Aparapi libraries can be loaded as JVMTI agents.

What are all these check-ins referring to JVMTI agents?

If you have been tracking Aparapi SVN checkins you will have noticed a bunch of changes to JNI code. I just finished arranging for aparapi libraries (.dll or .so) to be able to be loaded as JVMTI agent. Now (assuming library is in ${APARAPI_DIR}) we can either launch using the traditional…


        java –Djava.library.path=${APARAPI_DIR} –classpath ${APARAPI_DIR}/aparapi.jar;my.jar mypackage.MyClass
        

or …


        java –agentpath=${APARAPI_DIR}/aparapi_x86_64.dll –classpath ${APARAPI_DIR}/aparapi.jar;my.jar mypackage.MyClass
        

So the dll/so is now both ‘just a library’ and a JVMTI agent.

When would I need an agent?

Prevously Aparapi loaded classes that it needed to convert to OpenCL using java.lang.Class.getResourceAsStream(). This only works if we have a jar, or if the classes are on the filesystem somewhere. This approach will not work for ‘synthetically generated classes’.

There are applications/frameworks which create synthetic classes (at runtime) which would not normally be useable by Aparapi.

Specifically (and significantly) Java 8 uses synthetic classes to capture args (closure captures) so they can be passed to the final lambda implementation. We needed a way to allow Aparapi to access bytecode of any class, not just those in jars or on the disk.

A JVMTI agent can register an interest in loaded classes (loaded by the classloader)do this. So when we use the aparapi library in 'agent mode’ it caches all bytes for all loaded classes (yes we could filter by name) and puts this information in a common data structure (should be a map but is a linked list at present).

By adding a new OpenCLJNI.getBytes(String) JNI method, Aparapi can now retrieve the bytes for any loaded classes, out of this cache.
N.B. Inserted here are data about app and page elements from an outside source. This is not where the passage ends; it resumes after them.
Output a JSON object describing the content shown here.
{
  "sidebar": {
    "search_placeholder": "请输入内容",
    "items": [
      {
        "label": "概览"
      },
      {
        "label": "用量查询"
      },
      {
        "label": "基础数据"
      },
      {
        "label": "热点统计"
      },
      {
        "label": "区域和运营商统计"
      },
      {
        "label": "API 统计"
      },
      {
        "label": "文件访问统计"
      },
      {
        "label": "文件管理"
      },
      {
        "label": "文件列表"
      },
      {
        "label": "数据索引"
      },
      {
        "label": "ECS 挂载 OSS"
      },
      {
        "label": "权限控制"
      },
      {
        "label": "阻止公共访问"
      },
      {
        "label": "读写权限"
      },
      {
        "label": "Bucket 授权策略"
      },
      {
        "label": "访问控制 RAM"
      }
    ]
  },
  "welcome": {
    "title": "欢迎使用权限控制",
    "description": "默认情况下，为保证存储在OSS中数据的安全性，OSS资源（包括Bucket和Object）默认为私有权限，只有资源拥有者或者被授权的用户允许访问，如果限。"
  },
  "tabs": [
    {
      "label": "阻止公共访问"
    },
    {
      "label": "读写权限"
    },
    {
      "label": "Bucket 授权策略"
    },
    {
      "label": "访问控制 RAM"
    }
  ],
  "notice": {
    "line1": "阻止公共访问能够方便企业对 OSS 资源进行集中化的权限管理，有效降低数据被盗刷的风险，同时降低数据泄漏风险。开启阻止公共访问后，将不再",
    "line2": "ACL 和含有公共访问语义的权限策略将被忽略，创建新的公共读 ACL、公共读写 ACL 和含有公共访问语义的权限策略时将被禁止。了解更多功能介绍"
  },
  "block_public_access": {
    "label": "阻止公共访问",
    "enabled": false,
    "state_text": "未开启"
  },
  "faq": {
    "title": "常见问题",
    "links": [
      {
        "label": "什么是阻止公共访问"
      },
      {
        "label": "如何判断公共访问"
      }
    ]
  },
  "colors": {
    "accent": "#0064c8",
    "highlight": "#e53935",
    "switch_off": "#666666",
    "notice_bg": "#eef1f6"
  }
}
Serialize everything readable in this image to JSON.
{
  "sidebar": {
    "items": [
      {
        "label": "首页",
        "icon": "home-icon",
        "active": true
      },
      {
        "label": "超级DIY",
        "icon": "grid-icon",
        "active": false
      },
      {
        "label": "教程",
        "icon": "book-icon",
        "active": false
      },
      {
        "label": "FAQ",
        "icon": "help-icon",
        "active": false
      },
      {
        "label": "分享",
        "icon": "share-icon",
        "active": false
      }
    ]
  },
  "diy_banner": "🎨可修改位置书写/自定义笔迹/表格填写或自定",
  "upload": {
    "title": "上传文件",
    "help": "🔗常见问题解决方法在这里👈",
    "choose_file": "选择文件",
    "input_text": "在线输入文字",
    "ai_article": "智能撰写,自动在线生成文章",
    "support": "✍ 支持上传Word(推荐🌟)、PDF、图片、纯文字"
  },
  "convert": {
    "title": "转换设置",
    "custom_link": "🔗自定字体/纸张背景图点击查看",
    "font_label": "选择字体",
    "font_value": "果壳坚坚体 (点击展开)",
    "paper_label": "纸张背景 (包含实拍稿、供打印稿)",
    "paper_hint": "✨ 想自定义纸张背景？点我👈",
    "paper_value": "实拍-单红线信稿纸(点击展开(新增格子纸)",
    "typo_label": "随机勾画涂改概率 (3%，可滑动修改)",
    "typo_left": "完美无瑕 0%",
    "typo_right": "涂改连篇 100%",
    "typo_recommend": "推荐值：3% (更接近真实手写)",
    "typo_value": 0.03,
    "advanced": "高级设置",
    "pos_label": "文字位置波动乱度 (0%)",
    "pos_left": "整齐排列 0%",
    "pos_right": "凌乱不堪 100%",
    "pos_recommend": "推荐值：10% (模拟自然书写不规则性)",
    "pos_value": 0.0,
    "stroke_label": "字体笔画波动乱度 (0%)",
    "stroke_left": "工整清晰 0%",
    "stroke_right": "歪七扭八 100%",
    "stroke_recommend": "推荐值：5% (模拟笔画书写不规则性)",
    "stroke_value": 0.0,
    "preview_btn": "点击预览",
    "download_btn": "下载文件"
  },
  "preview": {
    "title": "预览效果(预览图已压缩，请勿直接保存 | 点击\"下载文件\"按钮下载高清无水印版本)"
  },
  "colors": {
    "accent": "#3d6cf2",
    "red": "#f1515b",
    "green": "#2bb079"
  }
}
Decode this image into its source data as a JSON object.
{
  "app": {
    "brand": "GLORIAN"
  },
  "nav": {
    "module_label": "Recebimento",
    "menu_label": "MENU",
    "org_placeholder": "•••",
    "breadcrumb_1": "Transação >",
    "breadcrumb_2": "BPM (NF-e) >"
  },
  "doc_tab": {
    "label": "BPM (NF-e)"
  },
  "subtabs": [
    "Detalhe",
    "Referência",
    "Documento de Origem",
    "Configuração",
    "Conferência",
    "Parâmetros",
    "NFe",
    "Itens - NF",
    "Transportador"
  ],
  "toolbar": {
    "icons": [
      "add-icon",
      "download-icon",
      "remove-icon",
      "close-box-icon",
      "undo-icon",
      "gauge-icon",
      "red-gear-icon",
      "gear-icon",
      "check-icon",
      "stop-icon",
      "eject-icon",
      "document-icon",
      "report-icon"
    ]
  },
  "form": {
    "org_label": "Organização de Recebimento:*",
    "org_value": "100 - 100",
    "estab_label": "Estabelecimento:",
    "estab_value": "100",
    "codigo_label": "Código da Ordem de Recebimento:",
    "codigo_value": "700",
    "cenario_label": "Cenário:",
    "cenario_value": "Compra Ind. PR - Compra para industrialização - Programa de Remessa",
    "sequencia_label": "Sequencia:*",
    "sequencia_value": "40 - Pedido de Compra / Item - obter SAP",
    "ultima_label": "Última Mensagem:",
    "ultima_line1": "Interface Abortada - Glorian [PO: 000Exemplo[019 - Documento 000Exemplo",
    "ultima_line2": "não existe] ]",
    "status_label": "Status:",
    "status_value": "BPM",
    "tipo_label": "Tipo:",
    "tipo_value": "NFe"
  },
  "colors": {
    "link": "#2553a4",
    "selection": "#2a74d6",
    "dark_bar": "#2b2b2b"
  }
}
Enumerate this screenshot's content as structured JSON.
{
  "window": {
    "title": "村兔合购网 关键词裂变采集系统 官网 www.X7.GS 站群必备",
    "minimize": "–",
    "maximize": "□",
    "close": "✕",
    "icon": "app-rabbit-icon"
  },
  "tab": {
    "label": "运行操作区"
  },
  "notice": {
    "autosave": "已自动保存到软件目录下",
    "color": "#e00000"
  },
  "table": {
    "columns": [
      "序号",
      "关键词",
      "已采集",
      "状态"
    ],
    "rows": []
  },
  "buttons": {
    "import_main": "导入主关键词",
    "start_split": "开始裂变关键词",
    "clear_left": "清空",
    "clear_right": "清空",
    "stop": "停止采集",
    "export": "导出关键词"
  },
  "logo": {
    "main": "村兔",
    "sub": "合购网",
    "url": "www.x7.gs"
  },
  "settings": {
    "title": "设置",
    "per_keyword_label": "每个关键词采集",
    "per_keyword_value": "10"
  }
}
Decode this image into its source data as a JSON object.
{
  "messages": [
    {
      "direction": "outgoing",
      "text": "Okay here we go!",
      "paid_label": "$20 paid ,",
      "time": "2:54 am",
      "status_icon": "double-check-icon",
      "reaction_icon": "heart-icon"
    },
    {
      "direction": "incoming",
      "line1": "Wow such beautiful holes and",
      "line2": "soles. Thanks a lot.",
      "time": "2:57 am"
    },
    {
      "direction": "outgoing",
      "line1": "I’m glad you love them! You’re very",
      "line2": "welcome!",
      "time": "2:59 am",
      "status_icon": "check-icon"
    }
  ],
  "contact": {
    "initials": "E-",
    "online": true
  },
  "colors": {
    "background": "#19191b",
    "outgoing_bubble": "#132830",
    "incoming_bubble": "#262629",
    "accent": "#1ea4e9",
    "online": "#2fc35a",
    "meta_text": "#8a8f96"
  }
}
So this combined with our ability to parse classes which don’t have line number information should really enable Aparapi to be used with Scala/JRuby/Groovy or other dynamic scripting languages which create classes on the fly.